Plenty of commentators, like Andrew Coyne (whose most recent article is an absolute must), are still skeptical about the NDP's ability to convert its polling numbers into a seat landslide in Québec. (See here and here.) Here are two common explanations for their skepticism, and why I think they're wrong.
Update, 6:45pm: Andrew has changed his mind from last night, and now agrees that the NDP will win over 30 seats in Québec. However, some still believe that they will only get 5 to 7 (see here and here).
1. The Bloc vote will turn out more than the NDP's.
Contrary to what many have asserted, the sovereignists are notoriously bad at turning out their vote. In almost every provincial and federal election, there is a prime à l'urne (ballot box bounce) for the federalist party/parties. The 2008 provincial election, when the PQ did unexpectedly well, was an exception and probably due to Quebecers being unenthusiastic about the incumbent government (Charest's Liberals). Such an anti-incumbency effect would clearly not hurt the NDP. While the NDP may not get a bounce because of its inferior organization, it is unlikely to be much worse than the Bloc at turnout.
2. The Bloc vote is efficiently distributed.
This is patently false. The Bloc vote was efficiently distributed in 2008 because it is quite uniform across French-speaking regions of Québec.
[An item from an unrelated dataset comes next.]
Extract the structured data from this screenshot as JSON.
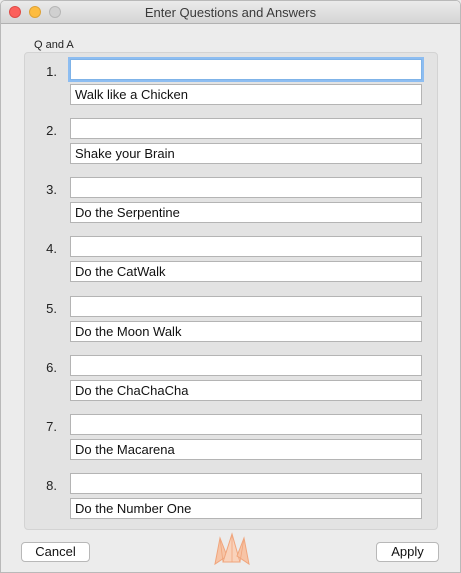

This allowed it to win a lot of ridings by moderate margins, instead of wasting tons of votes on ultra-safe strongholds. This efficiency is predicated on the Bloc winning the Francophone vote. If the Bloc were tied with the NDP province-wide, it would still win Francophones, and Duceppe would trounce Layton seat-wise.
However, with the NDP 13% ahead of the Bloc, the Dippers are clearly also in the lead among Francophones. Both parties have quite uniformly spread votes. This means that the Bloc will lose dozens of races by 10% or less. Because the Bloc is no longer first, the same feature that made its vote very efficient in the past now makes it inefficient.
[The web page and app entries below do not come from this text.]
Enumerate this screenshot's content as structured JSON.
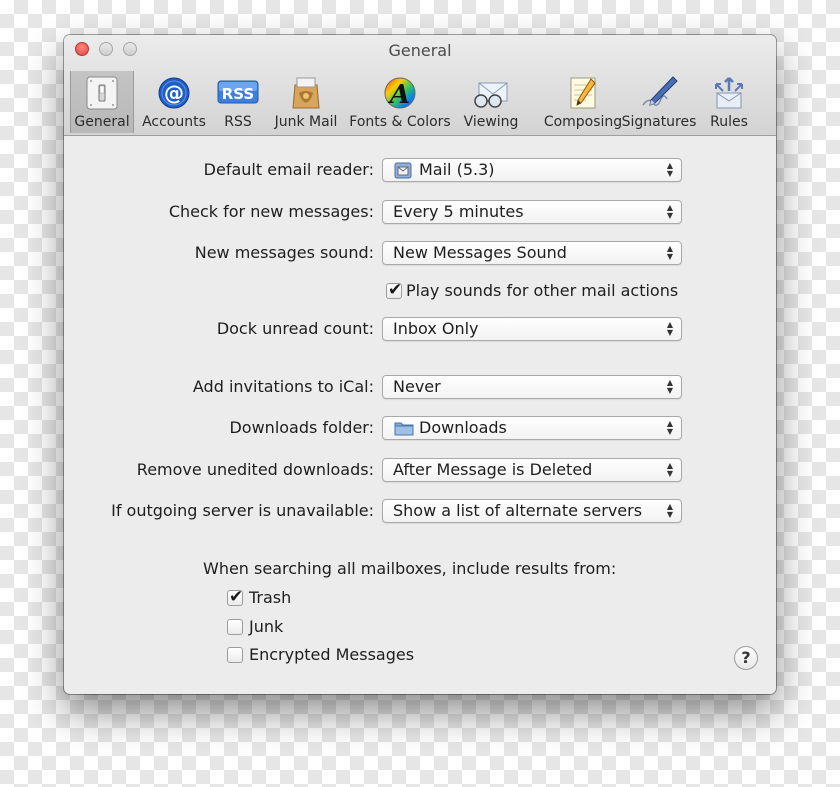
{
  "window": {
    "title": "General"
  },
  "toolbar": {
    "items": [
      {
        "label": "General",
        "icon": "general-switch-icon",
        "selected": true
      },
      {
        "label": "Accounts",
        "icon": "at-sign-icon"
      },
      {
        "label": "RSS",
        "icon": "rss-badge-icon",
        "badge": "RSS"
      },
      {
        "label": "Junk Mail",
        "icon": "junk-mail-bag-icon"
      },
      {
        "label": "Fonts & Colors",
        "icon": "fonts-colors-icon",
        "glyph": "A"
      },
      {
        "label": "Viewing",
        "icon": "glasses-envelope-icon"
      },
      {
        "label": "Composing",
        "icon": "pencil-paper-icon"
      },
      {
        "label": "Signatures",
        "icon": "pen-signature-icon"
      },
      {
        "label": "Rules",
        "icon": "rules-arrows-icon"
      }
    ]
  },
  "settings": {
    "default_reader": {
      "label": "Default email reader:",
      "value": "Mail (5.3)",
      "icon": "mail-app-icon"
    },
    "check_messages": {
      "label": "Check for new messages:",
      "value": "Every 5 minutes"
    },
    "new_sound": {
      "label": "New messages sound:",
      "value": "New Messages Sound"
    },
    "play_sounds": {
      "label": "Play sounds for other mail actions",
      "checked": true
    },
    "dock_count": {
      "label": "Dock unread count:",
      "value": "Inbox Only"
    },
    "ical": {
      "label": "Add invitations to iCal:",
      "value": "Never"
    },
    "downloads_folder": {
      "label": "Downloads folder:",
      "value": "Downloads",
      "icon": "folder-icon"
    },
    "remove_downloads": {
      "label": "Remove unedited downloads:",
      "value": "After Message is Deleted"
    },
    "outgoing": {
      "label": "If outgoing server is unavailable:",
      "value": "Show a list of alternate servers"
    }
  },
  "search": {
    "label": "When searching all mailboxes, include results from:",
    "options": [
      {
        "label": "Trash",
        "checked": true
      },
      {
        "label": "Junk",
        "checked": false
      },
      {
        "label": "Encrypted Messages",
        "checked": false
      }
    ]
  },
  "help": {
    "label": "?"
  },
  "colors": {
    "close": "#e0443e",
    "accent_blue": "#2b62c9"
  }
}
Now, obviously, there may be pockets of the province where the Bloc retreats less than elsewhere, which would make its vote less uniform and help it survive in some areas. The projection actually takes this into account through regional adjustments based on riding polls: if I applied a straight uniform swing without regional adjustments, the Bloc would be down to 9 seats.
Bottom line: If the election were yesterday, I'm confident the NDP would have won, at a bare minimum, a majority of Québec seats. Taking into account a potential recoil over the weekend, maybe that lower bound is around 30 seats for Election Day. However, while I think the NDP has probably stopped going up in Québec, I don't think that a voter recoil is much more likely than a further Bloc collapse. The best bet is that the Dippers win a majority of Québec seats, and that the Bloc loses at least half its caucus. I wouldn't even be surprised if the Bloc falls below 12 and loses official party status, though the odds of that are currently under half.